Human rights advocates in Egypt are criticizing the jail terms handed down to 23 men convicted on charges related to alleged acts of homosexuality. The men were arrested last May, when Egyptian police raided a restaurant boat on the Nile.
They were accused of taking part in a gay sex party, and charged with debauchery and contempt of religion.
Two of the men were also accused of exploiting Islam to promote extremist ideas. One was sentenced to five years and the other to three. Twenty men were sentenced to two years and one man got a one year sentence.
Hafez Abou Saada, the secretary-general of the Egyptian Organization for Human Rights, says instead of being tried in criminal court, the men were brought before the State Security Court, which was established decades ago to protect against threats to national security.
"I believe our penal code does not contain this kind of crime. So the main accusation against these people that they are harming the Islamic religion is not an accusation in our penal codes. This is a sexual orientation, it's not a crime of our penal codes," he said.

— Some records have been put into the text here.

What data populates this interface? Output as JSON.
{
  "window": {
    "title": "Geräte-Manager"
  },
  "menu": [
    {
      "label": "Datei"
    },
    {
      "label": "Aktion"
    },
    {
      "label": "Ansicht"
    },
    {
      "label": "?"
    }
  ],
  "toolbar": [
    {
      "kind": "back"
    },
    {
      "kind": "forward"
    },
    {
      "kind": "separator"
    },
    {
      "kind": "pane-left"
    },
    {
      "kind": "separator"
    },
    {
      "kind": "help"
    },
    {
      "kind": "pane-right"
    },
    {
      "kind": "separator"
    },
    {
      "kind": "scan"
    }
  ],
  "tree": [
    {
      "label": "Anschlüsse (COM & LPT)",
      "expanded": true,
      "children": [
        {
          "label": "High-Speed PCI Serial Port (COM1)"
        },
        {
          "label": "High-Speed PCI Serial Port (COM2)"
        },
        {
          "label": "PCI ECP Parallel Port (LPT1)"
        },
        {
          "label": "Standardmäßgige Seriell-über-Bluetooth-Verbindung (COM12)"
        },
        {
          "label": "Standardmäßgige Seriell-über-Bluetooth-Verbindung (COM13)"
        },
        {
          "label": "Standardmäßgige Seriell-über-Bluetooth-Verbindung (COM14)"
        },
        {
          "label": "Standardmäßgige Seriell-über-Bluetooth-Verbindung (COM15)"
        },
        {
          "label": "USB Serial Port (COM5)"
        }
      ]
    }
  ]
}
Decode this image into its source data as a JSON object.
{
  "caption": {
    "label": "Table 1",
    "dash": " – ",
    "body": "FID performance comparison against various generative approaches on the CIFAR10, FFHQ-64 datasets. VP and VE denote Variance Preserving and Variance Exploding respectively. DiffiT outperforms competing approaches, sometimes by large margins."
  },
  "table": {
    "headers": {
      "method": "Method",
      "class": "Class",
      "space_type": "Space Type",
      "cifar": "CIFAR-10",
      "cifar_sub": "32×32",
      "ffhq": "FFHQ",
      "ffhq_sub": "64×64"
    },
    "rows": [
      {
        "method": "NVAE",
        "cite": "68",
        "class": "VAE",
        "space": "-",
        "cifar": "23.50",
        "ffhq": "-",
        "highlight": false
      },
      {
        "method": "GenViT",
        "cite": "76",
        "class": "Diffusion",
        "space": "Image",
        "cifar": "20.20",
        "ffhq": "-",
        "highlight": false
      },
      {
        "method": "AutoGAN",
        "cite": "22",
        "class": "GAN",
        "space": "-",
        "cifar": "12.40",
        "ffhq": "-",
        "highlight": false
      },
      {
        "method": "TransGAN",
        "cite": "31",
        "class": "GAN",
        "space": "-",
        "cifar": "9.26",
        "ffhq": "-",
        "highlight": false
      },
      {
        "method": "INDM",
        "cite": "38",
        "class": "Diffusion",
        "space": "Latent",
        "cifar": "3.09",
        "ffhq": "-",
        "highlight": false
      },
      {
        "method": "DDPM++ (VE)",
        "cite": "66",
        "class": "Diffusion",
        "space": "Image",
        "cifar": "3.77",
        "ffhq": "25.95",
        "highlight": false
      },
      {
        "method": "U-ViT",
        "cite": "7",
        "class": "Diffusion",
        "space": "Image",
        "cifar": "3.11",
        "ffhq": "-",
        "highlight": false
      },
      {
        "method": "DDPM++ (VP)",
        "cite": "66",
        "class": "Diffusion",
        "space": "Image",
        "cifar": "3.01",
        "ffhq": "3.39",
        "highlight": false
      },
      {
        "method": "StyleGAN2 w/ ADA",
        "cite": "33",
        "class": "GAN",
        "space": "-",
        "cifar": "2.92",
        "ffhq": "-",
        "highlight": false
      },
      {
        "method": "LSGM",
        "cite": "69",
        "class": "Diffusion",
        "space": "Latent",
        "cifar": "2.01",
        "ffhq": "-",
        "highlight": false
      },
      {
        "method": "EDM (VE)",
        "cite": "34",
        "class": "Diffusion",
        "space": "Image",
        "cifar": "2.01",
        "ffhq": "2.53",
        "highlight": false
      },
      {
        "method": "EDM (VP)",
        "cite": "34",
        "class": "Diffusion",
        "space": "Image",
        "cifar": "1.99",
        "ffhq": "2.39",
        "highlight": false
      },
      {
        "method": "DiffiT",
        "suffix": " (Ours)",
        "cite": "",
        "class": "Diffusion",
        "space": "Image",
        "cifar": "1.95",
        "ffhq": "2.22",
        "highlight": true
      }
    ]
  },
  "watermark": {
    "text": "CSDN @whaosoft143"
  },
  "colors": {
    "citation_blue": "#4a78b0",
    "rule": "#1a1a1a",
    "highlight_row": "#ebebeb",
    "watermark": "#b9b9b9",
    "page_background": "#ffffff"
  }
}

The arrest of the 52 men prompted protests in the West. Egyptian human rights groups say they will press for the convictions to be overturned, alleging the men were tried in the wrong court.